SEC. 2. That every master or person in charge of a United States vessel who fails, without reasonable cause, to render such assistance or give such information as aforesaid shall be deemed guilty of a misdemeanor, and shall be liable to a penalty of one thousand dollars, or imprisonment for a term not exceeding two years; and for the above sum the vessel shall be liable and may be seized and proceeded against by process in any district court of the United States by any person; one-half such sum to be payable to the informer and the other half to the United States. SEC. 3. That this act shall take effect at a time to be fixed by the President by proclamation issued for that purpose.
Approved, September 4, 1890.

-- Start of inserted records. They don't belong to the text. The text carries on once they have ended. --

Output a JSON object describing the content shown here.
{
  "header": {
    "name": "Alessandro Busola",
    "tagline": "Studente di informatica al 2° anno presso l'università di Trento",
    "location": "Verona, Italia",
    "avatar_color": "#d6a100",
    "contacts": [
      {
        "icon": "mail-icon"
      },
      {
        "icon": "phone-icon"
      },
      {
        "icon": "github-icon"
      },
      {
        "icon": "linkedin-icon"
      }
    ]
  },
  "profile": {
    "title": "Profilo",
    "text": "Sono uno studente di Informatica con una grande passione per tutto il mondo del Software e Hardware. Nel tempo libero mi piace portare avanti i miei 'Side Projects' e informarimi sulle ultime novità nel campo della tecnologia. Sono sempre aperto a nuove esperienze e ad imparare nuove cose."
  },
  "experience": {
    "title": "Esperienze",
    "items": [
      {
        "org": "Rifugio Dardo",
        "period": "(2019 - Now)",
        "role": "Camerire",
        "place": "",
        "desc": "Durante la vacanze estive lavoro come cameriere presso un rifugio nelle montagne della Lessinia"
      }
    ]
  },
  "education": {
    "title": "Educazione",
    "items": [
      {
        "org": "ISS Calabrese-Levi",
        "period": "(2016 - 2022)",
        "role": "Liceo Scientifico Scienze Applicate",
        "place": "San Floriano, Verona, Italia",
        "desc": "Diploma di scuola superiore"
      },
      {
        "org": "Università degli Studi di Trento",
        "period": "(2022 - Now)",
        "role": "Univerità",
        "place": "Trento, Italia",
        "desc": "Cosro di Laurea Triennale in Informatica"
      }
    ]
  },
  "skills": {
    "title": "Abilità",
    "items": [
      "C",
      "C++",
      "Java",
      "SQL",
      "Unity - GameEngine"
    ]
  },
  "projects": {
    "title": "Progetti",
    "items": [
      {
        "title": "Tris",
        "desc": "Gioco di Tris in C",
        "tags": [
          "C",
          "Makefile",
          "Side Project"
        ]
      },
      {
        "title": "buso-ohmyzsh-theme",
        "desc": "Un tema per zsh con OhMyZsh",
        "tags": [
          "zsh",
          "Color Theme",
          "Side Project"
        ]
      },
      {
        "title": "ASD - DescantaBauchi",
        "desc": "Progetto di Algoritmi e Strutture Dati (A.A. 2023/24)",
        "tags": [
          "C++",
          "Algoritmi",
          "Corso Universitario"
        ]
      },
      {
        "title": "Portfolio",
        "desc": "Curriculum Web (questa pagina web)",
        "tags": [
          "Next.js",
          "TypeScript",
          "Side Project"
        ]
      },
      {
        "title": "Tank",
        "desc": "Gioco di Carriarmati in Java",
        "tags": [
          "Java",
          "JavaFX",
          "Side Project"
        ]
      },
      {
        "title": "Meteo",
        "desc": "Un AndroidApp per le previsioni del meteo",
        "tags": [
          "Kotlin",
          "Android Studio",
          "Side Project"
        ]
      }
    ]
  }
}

SHIPBUILDING IN THE UNITED STATES.
[From the Eleventh Census.]
The tabular statements presented herewith include reports made by establishments whose principal products consisted of the building or repairing of iron, steel, or wooden sail or steam ships, barges, canal, or other boats, masts, or spars. The year covered by the report is the census year ending May 31, 1890.